Salespersons who have worked for competitors are obviously very attractive candidates when companies are looking to add new skills and experience to their sales group. Since they already are active in the relevant industry and markets it typically does not take long to bring them up to speed and they also should have a good familiarity with how business done and the products and services that are available from all of the companies approaching the specific customer base. However, salespersons who have worked for other companies may have obligations to their prior employers not to use trade secrets or confidential information learned or acquired at their prior employment, and may have personally signed contracts so promising. In addition, such persons may have explicitly agreed not to solicit former customers, even if trade secrets or confidential information of the prior employer are not being used. Accordingly, when hiring salespersons who have worked for competitors companies must be mindful of potential liability it is found that they or their employees knowingly used confidential information of their competitors or engaged in other activities that might be prohibited under contracts between the new employees and their former employers.
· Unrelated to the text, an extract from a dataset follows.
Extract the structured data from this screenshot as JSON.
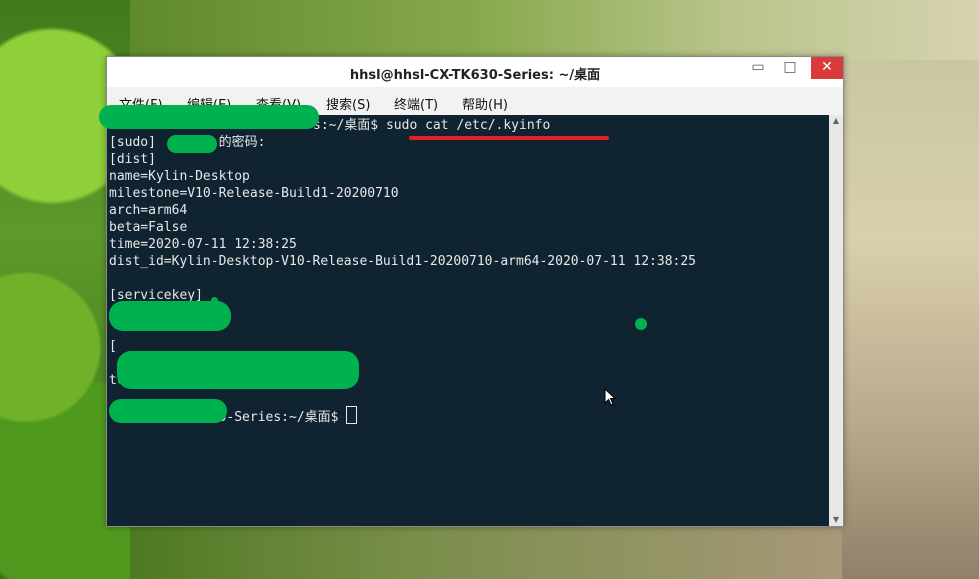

State laws regarding trade secrets and enforceability of non-solicitation agreements differ and the applicable law should be closely reviewed; however, the following general guidelines should be given to new salespersons before they begin contacting any customers or sharing information with colleagues at their new company:
They are allowed to use their general knowledge, skill and experience acquired in their former employment; however, they may not use the confidential information or trade secrets of the former employer in so competing (including information that is not in tangible form and is simply in the memory of the new salesperson).
Trade secrets or confidential information of a former employer should not be disclosed anyone at the new company and they certain should not bring any confidential or proprietary information of any kind from their former employer to the new company. For example, they should not transfer to the computer network of the new company, via e-mail, CD, thumb or flash drive, or other removable storage device, any confidential information or trade secrets from their former employer, including personal contacts.
They should not solicit former customers of their former employer; however, if former customers do contact them and ask to do business with you they may send them information about the new company, open an account, and sell to them. It is important to carefully document how former customers first made contact.
If former co-workers of the new salesperson contact them and ask about employment opportunities at the new company they should be given the phone number of the human resources department of the new company and the new salesperson should refrain from any further conversations with former co-workers regarding prospective employment.
It is important to emphasize how important these rules are by making sure that new salespersons understand that the use of confidential information from competitors of the company is grounds for discipline up to and including termination of employment. All of these points should be covered in the initial entrance interview with new salespersons. Given the sensitivity of the issues and high likelihood of possible litigation with competitors it is recommended that legal counsel join the initial entrance interview to be sure that the new salesperson understands his or her obligations. In addition, the guidelines described above should be given to the new salesperson in writing and he or she should be asked to acknowledge receipt of the guidelines and the fact that they have been reviewed and discussed with the company before the salesperson began engaging in sales activities.